Aim of the task = From the listing below, extract each line containing the string "price".

((

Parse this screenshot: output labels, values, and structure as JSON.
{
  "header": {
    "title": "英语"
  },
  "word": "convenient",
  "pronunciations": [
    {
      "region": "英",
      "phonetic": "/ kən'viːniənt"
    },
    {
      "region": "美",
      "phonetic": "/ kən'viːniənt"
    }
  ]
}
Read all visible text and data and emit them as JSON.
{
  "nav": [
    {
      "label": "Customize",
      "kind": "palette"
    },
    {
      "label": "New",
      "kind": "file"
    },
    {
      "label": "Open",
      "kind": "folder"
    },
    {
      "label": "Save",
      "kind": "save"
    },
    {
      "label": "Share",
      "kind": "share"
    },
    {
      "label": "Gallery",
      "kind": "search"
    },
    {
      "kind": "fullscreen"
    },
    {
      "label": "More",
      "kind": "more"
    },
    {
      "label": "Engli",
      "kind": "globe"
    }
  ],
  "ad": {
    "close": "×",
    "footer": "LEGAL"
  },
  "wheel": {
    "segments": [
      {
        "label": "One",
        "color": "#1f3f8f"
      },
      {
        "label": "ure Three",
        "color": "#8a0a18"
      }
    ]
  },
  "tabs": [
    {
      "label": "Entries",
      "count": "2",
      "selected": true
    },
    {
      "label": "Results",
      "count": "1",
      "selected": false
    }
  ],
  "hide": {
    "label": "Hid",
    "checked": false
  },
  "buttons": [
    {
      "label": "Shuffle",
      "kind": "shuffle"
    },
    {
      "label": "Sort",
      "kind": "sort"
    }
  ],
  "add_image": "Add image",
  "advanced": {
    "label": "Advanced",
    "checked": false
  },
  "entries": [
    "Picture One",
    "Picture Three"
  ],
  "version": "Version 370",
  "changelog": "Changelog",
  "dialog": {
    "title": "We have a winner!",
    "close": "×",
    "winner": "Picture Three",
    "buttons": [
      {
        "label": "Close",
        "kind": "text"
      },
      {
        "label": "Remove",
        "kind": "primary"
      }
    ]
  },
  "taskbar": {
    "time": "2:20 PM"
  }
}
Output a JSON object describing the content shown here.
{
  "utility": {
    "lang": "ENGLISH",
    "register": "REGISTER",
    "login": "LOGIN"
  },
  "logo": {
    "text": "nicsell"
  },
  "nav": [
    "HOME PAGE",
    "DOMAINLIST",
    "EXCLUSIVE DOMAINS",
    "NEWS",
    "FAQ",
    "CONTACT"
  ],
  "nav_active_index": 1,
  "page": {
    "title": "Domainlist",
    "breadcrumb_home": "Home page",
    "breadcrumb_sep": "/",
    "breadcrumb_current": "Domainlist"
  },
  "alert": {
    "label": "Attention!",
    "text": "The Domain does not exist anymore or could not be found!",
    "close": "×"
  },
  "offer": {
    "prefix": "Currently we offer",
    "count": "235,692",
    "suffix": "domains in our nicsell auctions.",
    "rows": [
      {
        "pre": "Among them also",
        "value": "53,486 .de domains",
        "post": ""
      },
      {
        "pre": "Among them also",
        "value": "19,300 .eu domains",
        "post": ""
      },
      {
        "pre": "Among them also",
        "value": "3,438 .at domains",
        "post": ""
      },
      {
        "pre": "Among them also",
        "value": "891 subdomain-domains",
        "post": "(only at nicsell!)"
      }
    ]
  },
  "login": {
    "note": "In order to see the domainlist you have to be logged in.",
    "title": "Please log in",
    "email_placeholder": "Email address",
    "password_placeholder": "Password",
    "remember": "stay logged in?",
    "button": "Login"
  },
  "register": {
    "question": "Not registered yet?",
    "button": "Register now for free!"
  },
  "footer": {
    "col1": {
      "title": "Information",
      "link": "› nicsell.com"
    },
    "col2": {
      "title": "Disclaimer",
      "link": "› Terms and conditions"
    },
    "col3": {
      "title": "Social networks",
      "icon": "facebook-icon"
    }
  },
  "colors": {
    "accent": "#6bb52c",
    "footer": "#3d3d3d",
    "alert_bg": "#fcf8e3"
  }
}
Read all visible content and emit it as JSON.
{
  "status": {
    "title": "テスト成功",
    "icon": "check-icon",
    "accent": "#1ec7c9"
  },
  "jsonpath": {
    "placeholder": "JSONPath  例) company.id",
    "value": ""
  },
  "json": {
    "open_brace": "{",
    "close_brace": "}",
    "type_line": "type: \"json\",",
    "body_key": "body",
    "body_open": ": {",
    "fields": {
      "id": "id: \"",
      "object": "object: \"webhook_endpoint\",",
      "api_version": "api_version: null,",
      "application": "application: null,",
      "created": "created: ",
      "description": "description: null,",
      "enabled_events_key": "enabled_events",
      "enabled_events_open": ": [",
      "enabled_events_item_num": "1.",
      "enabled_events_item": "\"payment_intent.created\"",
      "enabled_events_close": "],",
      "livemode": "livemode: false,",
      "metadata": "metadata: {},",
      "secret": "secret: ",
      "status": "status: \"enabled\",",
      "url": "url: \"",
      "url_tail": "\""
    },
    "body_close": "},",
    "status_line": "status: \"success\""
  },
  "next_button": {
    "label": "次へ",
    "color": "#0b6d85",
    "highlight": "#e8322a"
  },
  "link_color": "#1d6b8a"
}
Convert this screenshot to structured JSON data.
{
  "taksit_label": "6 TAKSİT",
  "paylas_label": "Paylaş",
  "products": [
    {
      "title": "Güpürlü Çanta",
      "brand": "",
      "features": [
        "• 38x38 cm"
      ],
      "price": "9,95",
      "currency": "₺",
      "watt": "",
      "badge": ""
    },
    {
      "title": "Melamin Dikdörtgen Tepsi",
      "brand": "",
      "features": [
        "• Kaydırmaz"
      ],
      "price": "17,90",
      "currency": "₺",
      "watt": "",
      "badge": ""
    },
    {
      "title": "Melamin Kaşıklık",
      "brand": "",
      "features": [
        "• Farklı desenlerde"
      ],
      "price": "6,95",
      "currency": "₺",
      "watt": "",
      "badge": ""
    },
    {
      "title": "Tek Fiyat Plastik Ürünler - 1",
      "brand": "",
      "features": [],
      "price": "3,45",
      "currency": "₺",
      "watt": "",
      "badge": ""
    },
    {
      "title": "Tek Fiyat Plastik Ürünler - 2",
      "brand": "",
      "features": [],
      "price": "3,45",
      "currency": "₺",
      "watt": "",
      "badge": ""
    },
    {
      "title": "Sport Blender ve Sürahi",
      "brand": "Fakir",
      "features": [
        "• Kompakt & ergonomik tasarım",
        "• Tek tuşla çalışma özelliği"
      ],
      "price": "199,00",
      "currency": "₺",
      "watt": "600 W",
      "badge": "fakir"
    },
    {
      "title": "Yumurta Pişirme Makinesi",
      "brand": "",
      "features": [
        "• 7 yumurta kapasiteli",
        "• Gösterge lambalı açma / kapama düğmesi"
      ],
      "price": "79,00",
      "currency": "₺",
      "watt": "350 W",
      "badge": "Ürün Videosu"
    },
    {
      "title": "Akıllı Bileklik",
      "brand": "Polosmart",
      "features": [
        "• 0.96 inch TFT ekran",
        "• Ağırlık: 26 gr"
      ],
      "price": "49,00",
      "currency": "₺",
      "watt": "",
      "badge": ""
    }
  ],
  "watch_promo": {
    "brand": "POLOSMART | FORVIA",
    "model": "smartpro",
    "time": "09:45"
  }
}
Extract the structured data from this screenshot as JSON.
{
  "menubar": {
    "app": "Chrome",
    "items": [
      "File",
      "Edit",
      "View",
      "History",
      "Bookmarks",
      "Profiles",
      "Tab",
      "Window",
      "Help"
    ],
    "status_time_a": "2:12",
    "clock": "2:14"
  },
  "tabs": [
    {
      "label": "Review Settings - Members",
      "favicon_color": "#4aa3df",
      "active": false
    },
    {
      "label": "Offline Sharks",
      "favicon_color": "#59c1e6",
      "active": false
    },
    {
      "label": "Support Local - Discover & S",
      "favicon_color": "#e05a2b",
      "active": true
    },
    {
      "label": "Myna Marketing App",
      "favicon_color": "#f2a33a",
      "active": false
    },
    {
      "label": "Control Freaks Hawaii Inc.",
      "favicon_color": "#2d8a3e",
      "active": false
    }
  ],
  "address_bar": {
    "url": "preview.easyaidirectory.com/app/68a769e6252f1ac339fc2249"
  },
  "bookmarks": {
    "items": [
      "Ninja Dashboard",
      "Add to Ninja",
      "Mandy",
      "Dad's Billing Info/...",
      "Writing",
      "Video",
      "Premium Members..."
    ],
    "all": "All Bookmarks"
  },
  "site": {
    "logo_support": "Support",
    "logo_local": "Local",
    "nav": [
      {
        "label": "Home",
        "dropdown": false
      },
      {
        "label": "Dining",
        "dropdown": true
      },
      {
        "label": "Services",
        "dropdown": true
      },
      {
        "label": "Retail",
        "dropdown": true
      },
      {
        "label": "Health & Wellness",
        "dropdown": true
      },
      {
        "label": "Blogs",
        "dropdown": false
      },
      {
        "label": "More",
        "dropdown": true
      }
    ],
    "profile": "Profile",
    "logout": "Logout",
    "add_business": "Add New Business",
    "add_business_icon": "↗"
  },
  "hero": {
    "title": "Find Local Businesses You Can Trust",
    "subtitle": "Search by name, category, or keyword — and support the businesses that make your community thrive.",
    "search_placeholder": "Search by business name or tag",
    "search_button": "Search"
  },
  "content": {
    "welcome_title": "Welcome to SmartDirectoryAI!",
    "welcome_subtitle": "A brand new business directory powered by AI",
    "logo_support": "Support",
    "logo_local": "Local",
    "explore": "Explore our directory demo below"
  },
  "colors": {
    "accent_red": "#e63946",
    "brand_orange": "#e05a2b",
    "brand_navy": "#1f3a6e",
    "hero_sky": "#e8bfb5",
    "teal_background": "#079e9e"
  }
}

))

Result =
      "price": "9,95",
      "price": "17,90",
      "price": "6,95",
      "price": "3,45",
      "price": "3,45",
      "price": "199,00",
      "price": "79,00",
      "price": "49,00",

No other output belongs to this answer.